» **WORK ITEM**: I need every line that includes the word "structured" copied from the material.

» **PROVIDED RECORDS**:
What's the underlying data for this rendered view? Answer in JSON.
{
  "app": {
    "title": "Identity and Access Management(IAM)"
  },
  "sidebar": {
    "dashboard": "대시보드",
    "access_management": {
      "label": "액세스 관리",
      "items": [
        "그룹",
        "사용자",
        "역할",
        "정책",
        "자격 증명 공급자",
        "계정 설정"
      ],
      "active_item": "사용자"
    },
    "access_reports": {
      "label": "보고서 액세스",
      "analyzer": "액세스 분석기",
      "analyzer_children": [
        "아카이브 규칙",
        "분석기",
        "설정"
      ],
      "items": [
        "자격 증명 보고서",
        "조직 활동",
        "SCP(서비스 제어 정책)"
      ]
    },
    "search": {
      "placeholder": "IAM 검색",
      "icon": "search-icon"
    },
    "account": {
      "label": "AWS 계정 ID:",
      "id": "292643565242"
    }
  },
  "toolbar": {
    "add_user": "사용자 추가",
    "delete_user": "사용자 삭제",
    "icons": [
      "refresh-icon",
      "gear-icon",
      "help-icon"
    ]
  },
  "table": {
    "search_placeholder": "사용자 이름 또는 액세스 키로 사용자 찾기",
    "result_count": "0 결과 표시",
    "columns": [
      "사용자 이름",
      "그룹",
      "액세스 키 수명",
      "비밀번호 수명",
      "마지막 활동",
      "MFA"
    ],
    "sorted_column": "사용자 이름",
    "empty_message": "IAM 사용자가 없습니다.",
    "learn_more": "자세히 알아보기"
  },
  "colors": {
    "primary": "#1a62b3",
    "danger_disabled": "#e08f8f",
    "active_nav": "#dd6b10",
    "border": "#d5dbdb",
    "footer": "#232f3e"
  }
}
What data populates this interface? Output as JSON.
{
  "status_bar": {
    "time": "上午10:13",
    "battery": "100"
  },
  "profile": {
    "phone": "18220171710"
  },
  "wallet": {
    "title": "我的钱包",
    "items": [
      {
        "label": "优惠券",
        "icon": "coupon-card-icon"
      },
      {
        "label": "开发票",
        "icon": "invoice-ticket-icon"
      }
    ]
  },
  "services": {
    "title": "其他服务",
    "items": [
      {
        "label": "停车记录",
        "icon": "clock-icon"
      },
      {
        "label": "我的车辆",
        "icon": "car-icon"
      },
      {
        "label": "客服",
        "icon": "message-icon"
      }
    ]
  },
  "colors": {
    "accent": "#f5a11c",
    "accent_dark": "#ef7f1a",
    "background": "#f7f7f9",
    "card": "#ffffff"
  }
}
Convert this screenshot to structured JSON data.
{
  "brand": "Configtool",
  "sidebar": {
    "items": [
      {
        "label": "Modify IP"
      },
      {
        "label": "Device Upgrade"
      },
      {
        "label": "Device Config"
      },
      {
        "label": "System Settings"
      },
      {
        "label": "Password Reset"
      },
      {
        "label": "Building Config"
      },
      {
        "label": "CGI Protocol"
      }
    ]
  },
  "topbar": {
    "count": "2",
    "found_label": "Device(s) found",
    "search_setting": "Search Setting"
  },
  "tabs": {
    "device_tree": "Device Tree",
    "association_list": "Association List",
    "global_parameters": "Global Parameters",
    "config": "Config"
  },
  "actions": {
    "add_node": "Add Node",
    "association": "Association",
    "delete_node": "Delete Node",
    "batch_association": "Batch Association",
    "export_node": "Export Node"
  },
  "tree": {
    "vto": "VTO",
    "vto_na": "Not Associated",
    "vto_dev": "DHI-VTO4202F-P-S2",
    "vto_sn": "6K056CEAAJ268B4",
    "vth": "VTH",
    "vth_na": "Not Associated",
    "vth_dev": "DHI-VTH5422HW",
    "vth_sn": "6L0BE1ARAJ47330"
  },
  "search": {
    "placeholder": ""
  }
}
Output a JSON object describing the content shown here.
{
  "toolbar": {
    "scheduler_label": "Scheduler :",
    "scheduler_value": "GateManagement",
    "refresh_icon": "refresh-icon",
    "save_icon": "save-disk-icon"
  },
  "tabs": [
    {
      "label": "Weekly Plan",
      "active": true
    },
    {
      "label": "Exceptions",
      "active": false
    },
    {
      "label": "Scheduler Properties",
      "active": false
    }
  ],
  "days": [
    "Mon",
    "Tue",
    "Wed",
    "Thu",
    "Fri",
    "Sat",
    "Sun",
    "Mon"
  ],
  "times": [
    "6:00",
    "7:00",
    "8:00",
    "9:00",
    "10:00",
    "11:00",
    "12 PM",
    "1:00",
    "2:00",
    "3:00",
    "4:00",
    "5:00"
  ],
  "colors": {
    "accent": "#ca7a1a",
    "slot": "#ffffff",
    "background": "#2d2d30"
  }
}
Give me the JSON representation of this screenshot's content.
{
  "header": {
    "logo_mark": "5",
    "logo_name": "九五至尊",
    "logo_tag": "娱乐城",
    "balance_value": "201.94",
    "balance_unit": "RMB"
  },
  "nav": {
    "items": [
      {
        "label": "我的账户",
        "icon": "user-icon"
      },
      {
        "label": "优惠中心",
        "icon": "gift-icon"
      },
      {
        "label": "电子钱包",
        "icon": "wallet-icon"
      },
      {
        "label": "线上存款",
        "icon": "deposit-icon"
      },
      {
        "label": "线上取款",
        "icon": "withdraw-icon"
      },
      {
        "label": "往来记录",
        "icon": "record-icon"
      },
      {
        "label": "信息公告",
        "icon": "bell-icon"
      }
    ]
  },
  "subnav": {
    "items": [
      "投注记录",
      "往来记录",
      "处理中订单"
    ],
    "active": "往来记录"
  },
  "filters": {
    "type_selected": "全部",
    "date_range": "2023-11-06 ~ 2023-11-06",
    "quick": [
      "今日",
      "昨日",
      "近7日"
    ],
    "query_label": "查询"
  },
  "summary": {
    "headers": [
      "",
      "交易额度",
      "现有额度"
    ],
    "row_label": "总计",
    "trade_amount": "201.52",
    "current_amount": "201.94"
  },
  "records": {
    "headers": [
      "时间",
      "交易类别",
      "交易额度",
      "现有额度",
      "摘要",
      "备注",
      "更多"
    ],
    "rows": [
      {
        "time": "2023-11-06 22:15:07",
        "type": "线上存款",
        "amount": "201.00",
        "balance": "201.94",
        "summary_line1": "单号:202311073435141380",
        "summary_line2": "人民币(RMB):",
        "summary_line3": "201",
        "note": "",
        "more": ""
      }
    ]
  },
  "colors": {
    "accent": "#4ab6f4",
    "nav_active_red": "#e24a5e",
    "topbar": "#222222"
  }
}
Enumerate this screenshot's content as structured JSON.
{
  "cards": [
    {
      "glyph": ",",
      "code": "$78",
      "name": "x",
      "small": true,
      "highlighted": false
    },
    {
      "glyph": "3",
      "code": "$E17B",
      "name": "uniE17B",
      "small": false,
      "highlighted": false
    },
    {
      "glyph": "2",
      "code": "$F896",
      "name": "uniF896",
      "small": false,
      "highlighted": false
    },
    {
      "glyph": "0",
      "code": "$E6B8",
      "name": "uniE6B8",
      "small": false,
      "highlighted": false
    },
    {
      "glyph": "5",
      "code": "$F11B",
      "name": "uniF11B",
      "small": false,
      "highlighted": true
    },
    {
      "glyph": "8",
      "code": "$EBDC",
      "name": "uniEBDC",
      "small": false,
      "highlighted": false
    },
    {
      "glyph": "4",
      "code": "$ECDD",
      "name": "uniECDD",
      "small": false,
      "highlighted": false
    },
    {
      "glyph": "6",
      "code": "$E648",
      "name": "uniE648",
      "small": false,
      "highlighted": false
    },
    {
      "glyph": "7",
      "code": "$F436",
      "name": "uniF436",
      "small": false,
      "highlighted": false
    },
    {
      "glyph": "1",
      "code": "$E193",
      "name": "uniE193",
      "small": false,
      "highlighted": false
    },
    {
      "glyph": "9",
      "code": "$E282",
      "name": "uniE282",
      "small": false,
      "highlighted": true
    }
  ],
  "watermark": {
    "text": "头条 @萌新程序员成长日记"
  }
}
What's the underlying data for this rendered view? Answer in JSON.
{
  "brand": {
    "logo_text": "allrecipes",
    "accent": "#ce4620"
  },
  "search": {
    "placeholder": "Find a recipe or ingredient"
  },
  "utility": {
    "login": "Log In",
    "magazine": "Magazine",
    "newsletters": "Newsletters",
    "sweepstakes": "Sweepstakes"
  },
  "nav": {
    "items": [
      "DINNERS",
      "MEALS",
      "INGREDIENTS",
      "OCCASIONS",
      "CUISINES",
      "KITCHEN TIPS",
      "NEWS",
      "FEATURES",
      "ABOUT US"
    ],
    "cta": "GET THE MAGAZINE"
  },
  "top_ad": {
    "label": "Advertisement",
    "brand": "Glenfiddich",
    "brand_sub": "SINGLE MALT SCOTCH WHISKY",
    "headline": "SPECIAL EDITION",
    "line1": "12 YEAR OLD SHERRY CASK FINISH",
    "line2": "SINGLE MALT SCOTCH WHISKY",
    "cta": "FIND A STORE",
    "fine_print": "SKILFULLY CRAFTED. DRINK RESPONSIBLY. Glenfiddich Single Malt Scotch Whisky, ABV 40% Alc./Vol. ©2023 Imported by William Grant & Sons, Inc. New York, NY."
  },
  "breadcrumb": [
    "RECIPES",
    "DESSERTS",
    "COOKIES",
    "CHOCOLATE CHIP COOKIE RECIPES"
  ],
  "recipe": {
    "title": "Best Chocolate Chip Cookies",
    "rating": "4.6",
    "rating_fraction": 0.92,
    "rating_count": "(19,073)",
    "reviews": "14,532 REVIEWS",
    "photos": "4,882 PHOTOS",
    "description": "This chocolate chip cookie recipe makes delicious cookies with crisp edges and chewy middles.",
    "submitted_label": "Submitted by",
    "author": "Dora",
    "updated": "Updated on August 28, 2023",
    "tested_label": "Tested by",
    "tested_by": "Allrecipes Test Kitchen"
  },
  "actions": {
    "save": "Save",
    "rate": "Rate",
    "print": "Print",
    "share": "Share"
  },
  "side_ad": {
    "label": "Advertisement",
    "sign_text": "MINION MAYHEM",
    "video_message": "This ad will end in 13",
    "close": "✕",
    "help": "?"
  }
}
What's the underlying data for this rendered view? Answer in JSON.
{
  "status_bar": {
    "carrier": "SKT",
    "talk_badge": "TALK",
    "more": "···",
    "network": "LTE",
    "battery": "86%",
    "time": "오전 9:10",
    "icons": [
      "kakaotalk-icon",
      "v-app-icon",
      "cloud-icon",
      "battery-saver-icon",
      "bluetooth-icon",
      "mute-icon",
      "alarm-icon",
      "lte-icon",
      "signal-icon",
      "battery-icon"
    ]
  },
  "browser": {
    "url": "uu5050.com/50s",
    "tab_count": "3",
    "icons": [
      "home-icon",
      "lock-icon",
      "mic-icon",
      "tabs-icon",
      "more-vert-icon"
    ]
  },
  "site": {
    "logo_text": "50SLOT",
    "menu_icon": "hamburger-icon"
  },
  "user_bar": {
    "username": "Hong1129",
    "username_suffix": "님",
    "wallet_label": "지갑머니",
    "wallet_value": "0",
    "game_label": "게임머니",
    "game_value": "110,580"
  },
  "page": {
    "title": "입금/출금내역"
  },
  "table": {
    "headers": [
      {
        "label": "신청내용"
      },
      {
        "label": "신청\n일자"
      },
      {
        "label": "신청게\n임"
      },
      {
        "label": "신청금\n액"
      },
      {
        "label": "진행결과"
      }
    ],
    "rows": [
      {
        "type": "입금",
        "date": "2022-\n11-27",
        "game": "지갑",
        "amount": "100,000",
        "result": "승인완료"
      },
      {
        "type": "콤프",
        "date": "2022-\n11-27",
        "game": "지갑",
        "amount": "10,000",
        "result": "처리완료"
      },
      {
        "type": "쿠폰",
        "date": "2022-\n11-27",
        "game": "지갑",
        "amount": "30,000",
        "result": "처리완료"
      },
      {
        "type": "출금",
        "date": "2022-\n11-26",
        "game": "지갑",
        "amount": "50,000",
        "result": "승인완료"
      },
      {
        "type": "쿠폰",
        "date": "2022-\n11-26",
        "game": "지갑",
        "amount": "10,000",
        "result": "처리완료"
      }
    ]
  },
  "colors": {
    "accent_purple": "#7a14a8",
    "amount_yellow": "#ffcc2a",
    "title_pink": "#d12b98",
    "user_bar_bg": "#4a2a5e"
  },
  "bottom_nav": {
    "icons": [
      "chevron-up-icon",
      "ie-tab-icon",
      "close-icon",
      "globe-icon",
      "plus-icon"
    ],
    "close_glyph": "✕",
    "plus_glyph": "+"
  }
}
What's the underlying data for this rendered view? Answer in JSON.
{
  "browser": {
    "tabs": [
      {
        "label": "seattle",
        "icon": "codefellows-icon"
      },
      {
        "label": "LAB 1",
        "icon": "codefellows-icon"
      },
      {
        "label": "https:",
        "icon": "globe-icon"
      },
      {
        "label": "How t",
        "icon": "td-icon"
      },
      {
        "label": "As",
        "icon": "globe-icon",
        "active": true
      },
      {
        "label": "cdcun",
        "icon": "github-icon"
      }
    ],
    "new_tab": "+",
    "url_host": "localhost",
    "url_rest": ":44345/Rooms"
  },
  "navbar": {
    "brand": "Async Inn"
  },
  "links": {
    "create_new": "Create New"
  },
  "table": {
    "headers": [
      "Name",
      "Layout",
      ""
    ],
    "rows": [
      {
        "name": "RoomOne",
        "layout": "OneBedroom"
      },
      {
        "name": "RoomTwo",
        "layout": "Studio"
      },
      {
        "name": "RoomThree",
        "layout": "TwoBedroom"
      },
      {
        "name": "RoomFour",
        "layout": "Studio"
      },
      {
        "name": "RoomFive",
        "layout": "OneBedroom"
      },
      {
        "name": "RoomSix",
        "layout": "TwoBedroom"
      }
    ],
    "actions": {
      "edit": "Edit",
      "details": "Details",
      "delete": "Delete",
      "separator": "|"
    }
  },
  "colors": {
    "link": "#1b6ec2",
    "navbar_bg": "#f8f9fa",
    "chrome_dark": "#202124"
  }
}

» **SOLUTION BELOW**:
Convert this screenshot to structured JSON data.
Enumerate this screenshot's content as structured JSON.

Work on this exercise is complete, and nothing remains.